Engineers at Tokyo-based Mitsubishi Electric Corp. report that they’re on track to start up the first commercial, nationwide, centimeter-scale satellite positioning technology.
Quazi-Zenith Satellite System (QZSS), will work alongside the U.S. GPS system, meaning data in Japan will be at the centimenter level, not the metres or so gpS provides without correction.
The Japanese goverment has set aside US $B1.7 for the seven satellites and 1200 ground stations. One satellite is in orbit, with two more expected by 2017. The final three will follow in later years. A company, Quazi-Zenith Satellite System Services, has been set up just to develop and run the ground system.

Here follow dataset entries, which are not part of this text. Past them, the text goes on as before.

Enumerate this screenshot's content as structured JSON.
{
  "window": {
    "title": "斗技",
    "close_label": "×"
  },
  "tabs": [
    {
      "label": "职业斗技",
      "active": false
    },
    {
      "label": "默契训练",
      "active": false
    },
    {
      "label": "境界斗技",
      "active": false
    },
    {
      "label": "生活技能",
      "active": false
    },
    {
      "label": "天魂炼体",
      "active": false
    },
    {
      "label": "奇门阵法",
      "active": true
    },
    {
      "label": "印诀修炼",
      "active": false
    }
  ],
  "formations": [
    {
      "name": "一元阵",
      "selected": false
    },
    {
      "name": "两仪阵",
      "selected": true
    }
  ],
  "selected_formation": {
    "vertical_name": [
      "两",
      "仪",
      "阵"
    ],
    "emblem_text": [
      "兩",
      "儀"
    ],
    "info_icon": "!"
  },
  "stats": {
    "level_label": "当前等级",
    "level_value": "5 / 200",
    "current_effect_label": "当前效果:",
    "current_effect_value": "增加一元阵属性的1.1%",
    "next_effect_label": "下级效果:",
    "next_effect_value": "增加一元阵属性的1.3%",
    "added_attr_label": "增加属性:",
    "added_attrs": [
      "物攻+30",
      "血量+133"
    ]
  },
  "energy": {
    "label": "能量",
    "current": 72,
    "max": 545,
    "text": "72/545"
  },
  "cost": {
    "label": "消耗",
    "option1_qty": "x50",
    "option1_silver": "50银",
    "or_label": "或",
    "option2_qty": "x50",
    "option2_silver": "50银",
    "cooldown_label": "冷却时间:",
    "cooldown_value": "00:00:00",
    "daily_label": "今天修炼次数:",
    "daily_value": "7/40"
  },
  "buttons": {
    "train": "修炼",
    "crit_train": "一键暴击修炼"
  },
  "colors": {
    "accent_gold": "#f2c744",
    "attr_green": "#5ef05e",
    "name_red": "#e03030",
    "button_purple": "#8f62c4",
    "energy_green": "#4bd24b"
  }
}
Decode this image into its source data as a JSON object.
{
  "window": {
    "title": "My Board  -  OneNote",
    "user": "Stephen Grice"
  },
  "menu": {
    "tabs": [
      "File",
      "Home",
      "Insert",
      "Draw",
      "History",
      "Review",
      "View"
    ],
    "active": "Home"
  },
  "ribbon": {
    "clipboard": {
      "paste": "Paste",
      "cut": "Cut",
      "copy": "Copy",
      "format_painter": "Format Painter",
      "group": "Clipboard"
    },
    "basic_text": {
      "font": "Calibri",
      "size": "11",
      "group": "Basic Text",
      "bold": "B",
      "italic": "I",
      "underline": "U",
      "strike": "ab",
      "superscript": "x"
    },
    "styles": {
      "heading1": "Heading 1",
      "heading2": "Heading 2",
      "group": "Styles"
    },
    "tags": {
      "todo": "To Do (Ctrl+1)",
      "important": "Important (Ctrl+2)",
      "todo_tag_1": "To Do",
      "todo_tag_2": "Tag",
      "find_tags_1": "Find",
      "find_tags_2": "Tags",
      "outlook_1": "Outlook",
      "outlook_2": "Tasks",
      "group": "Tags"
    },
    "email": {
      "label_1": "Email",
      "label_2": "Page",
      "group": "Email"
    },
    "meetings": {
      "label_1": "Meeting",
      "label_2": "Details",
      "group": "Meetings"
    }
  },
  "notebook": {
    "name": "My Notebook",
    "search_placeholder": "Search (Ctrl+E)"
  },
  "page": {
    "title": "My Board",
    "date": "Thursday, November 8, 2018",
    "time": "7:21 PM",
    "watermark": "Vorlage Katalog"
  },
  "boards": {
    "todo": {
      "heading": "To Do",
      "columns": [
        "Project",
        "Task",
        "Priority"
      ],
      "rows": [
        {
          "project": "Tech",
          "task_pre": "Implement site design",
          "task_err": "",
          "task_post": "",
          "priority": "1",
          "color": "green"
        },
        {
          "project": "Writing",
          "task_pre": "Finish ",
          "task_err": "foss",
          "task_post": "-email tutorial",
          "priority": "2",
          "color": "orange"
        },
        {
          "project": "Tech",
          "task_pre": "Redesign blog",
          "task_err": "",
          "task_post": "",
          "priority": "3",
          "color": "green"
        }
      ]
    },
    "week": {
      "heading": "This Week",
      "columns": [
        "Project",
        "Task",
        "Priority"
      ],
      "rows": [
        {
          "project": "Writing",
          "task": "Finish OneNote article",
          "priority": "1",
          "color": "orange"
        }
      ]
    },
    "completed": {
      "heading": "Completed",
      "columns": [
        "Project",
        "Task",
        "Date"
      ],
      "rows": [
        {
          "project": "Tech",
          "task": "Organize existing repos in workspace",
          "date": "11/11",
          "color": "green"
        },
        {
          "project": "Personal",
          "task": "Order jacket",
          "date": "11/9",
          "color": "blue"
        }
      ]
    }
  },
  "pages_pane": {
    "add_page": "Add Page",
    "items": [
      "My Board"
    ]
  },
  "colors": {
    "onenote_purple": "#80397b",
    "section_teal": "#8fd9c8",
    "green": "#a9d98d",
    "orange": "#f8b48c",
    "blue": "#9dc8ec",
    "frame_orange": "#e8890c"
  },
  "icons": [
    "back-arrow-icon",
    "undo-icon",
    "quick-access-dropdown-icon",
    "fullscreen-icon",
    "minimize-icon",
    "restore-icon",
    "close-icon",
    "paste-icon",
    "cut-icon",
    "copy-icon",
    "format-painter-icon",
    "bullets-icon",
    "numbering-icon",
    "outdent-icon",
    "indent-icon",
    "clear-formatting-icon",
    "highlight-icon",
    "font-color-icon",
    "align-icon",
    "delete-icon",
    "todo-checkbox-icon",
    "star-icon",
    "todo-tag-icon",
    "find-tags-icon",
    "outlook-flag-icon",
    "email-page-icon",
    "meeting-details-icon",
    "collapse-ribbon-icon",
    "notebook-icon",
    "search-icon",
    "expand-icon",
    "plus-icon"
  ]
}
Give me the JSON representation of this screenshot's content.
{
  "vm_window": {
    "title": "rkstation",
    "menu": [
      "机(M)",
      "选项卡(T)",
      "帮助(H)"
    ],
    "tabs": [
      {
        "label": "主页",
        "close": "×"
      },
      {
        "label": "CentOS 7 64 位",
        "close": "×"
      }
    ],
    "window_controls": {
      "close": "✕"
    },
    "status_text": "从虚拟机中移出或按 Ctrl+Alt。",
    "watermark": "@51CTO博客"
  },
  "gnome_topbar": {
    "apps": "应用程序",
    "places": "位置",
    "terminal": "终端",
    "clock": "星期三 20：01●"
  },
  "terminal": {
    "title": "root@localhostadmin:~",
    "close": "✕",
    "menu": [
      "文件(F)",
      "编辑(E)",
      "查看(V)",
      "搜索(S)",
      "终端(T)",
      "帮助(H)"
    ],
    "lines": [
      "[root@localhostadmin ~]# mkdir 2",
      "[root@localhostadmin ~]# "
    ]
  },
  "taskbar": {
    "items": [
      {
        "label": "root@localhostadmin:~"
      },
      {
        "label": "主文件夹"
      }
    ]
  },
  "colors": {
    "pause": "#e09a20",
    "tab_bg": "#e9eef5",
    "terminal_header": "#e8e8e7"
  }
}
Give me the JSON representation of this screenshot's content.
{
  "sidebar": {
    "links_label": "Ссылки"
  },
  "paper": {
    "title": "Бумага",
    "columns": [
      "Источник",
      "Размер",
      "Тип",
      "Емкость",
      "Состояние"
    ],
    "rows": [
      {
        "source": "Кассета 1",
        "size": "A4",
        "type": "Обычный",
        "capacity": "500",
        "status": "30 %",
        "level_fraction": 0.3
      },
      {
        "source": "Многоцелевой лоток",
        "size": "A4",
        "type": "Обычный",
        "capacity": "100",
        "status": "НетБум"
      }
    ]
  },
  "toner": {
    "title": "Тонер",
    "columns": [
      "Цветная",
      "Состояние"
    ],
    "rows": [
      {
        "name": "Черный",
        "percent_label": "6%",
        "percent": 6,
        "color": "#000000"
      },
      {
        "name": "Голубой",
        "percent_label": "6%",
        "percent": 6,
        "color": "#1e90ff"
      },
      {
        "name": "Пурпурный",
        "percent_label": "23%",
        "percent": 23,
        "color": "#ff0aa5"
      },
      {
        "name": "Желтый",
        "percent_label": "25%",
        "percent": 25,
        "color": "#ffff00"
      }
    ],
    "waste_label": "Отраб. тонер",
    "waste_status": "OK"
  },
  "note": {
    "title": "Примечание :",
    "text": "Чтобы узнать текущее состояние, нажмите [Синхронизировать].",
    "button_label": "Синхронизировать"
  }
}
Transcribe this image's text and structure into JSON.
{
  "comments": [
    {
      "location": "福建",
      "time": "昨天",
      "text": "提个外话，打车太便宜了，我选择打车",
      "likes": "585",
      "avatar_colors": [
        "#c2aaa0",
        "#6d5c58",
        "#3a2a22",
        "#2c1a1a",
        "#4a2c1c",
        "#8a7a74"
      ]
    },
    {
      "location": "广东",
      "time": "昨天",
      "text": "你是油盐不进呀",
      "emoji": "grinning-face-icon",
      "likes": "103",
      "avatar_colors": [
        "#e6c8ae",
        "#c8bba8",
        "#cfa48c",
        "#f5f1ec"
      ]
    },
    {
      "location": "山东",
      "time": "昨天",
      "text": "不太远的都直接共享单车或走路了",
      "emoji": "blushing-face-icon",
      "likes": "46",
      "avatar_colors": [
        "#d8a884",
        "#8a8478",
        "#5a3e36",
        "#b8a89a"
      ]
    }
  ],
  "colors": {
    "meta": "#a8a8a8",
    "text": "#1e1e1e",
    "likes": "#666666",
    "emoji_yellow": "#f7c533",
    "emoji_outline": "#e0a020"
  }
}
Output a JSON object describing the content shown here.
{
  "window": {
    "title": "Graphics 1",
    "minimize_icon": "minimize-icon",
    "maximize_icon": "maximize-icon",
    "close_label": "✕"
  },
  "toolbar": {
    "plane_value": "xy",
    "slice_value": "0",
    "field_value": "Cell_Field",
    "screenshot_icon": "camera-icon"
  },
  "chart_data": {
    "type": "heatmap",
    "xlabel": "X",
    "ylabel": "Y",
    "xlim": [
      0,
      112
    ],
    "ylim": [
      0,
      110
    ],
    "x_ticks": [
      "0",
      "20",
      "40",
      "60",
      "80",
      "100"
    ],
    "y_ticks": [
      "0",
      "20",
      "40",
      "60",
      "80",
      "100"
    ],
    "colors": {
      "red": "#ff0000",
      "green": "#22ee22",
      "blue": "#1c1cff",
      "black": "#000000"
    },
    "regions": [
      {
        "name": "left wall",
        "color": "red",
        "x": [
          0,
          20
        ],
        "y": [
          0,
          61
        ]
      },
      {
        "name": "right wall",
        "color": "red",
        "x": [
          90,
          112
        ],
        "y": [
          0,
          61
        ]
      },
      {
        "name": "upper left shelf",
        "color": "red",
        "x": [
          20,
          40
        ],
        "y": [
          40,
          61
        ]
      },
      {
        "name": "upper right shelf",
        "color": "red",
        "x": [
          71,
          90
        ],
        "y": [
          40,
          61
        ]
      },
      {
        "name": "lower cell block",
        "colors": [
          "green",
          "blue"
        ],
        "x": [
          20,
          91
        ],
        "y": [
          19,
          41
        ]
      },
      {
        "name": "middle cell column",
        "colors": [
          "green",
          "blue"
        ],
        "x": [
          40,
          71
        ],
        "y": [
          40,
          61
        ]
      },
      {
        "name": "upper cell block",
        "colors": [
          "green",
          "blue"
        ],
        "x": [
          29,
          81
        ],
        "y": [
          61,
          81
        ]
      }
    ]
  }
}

All of the correction will be done in real time and receivers will need a good sized antenna to receive the data. Test now confirm average accuracy of 1.3 centimeters horizontally and 2.9 cm vertically.
What will the Japanese use the extra accruacy for?
Besides pointing out obvious uses like mapping and land surveying, Sam Pullen, a senior research engineer in the department of aeronautics and astronautics at Stanford, says precision farming and autonomous tractor operations will be big applications. “Unmanned aerial vehicles and autonomous vehicles in general,” he adds, “will also find centimeter-level positioning valuable in maintaining and assuring separation from other vehicles and fixed obstacles.”
The constellation will also be used to send emergency messages when terrestrial communications are knocked out. Remember too that Japan has a number of big cities with tall building and mountains, so it suffers from "urban caynon" issues as we do here in areas like New York City.
Image from QZSS Brochure.